=== Section Start ===

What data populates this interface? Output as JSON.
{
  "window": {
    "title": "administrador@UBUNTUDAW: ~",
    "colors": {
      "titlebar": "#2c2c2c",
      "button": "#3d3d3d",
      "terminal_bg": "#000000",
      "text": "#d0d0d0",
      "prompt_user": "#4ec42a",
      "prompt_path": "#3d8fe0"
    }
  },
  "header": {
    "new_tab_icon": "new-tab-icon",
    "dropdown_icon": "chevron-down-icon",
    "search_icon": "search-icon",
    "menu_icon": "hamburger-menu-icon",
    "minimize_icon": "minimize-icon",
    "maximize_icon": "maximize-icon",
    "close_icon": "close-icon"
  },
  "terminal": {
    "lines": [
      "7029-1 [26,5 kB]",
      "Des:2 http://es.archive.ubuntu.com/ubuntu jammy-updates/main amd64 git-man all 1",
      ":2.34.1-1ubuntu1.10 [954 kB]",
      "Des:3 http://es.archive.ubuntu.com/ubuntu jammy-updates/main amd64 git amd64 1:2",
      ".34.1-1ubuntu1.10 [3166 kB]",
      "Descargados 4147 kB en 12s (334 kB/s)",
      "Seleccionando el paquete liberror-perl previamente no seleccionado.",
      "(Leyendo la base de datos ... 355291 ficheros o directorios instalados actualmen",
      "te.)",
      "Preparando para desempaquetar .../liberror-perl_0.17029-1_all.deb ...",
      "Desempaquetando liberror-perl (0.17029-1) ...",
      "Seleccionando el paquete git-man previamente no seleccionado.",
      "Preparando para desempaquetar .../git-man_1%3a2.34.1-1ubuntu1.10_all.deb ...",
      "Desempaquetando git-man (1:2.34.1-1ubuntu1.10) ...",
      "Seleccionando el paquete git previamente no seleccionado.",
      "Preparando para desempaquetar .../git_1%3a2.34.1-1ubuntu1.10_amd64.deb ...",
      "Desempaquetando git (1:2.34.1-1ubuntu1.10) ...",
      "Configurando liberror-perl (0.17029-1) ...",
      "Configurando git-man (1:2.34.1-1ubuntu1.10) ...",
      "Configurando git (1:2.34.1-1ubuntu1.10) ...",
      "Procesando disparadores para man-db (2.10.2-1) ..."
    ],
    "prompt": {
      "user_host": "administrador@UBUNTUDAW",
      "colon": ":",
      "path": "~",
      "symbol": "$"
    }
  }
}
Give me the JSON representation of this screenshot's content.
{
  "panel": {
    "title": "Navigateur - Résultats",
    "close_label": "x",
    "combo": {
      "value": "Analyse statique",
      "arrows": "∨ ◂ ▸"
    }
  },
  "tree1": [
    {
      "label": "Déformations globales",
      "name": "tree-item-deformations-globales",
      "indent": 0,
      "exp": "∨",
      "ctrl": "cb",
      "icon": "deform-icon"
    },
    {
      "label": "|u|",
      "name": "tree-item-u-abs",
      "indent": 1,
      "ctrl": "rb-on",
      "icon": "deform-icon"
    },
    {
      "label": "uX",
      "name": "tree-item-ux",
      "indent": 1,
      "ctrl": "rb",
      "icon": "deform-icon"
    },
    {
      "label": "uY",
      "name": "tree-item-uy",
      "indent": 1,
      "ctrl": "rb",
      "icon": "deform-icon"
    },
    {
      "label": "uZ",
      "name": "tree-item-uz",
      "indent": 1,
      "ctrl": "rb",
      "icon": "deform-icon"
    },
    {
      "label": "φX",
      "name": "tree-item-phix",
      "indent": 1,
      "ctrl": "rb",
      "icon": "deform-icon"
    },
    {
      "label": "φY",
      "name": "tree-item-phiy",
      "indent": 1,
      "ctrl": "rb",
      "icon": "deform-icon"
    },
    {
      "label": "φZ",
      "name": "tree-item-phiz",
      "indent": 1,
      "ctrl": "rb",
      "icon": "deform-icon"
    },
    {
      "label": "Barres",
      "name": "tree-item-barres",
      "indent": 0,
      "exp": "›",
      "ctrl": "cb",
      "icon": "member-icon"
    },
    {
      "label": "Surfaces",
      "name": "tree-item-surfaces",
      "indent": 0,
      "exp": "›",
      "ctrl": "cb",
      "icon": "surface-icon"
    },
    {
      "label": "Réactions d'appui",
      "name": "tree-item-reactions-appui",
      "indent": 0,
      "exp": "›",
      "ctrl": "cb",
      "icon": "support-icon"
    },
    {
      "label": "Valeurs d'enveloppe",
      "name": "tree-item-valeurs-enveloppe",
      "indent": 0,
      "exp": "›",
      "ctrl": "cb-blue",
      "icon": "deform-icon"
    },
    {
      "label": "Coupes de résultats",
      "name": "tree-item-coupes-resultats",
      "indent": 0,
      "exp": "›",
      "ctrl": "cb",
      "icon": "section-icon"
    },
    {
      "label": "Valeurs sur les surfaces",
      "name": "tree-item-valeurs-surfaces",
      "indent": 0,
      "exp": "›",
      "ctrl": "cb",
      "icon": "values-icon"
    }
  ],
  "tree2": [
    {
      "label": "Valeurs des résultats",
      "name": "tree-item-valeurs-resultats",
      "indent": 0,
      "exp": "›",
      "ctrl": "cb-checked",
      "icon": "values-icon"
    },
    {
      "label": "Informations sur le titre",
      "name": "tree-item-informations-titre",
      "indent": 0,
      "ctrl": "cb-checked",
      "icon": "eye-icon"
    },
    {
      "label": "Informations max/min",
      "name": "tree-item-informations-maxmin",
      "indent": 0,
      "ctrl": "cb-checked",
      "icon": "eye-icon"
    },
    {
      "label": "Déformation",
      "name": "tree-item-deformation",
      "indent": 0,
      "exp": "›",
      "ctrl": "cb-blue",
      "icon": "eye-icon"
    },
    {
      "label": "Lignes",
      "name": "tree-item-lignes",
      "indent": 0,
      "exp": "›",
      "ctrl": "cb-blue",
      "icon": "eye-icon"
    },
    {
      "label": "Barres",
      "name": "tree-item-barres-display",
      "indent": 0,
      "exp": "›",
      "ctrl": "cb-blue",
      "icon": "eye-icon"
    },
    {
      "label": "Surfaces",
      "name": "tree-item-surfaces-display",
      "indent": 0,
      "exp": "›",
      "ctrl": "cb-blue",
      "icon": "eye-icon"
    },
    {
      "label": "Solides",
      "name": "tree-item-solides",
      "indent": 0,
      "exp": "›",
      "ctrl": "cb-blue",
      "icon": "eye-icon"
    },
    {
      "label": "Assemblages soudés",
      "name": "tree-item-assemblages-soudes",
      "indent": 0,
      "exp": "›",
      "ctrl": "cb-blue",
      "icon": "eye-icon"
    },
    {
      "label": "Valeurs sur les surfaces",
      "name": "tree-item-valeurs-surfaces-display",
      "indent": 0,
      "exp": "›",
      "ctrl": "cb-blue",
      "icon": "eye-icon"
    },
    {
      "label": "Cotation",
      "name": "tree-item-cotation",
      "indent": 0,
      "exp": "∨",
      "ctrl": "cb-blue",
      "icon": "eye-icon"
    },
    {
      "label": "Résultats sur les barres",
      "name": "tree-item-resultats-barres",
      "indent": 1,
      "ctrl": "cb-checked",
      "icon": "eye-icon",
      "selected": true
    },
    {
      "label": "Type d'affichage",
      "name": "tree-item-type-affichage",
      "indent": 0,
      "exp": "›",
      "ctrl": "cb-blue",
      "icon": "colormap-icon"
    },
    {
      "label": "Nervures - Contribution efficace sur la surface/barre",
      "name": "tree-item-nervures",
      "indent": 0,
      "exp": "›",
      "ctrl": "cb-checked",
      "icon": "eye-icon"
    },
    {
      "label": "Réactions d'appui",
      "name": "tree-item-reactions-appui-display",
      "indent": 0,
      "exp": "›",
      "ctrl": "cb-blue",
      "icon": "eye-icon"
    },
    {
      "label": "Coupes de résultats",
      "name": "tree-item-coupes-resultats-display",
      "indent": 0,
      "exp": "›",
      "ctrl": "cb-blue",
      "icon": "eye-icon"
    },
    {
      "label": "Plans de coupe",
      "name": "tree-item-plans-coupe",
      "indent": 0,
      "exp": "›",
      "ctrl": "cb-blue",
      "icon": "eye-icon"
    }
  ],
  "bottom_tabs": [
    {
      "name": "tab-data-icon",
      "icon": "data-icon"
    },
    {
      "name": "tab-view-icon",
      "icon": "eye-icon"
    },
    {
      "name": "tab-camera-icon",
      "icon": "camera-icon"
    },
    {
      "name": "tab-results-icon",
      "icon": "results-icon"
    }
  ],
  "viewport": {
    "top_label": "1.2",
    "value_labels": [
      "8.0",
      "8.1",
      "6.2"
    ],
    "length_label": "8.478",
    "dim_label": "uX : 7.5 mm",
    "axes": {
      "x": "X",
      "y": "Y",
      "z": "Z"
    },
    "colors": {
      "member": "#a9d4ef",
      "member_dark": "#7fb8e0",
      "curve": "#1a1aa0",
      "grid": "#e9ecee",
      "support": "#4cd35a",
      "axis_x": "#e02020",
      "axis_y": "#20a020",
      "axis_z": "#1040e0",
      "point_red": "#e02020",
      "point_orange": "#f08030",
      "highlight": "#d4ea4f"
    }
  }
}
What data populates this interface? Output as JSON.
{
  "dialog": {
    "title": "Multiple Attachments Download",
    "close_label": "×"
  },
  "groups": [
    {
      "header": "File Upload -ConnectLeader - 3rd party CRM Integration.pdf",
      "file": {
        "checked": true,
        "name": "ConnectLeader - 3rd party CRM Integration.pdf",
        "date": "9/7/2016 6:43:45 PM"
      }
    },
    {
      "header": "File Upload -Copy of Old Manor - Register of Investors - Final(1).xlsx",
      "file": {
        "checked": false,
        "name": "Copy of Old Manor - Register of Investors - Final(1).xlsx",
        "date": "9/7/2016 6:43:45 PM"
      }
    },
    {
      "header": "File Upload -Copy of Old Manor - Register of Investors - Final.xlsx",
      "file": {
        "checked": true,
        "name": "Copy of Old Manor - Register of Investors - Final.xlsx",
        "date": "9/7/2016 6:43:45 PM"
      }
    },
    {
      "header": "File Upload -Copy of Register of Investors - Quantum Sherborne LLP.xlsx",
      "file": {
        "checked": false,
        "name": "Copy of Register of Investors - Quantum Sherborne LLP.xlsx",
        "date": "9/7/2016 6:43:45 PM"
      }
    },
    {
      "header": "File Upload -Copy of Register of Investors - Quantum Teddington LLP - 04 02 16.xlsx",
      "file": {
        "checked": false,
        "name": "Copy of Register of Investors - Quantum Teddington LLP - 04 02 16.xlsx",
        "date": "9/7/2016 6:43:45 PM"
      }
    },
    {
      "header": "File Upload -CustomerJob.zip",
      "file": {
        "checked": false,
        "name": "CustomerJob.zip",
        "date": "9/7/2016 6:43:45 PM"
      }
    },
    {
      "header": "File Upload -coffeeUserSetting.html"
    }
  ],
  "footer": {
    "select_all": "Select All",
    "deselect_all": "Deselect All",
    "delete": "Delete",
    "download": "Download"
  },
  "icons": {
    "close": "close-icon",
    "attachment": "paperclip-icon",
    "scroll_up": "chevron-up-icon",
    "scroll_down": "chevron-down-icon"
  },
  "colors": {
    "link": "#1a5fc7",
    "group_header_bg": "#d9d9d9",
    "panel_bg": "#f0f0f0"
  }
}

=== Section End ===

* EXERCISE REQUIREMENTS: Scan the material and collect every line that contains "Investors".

* RESULT FOR THIS EXERCISE:
      "header": "File Upload -Copy of Old Manor - Register of Investors - Final(1).xlsx",
        "name": "Copy of Old Manor - Register of Investors - Final(1).xlsx",
      "header": "File Upload -Copy of Old Manor - Register of Investors - Final.xlsx",
        "name": "Copy of Old Manor - Register of Investors - Final.xlsx",
      "header": "File Upload -Copy of Register of Investors - Quantum Sherborne LLP.xlsx",
        "name": "Copy of Register of Investors - Quantum Sherborne LLP.xlsx",
      "header": "File Upload -Copy of Register of Investors - Quantum Teddington LLP - 04 02 16.xlsx",
        "name": "Copy of Register of Investors - Quantum Teddington LLP - 04 02 16.xlsx",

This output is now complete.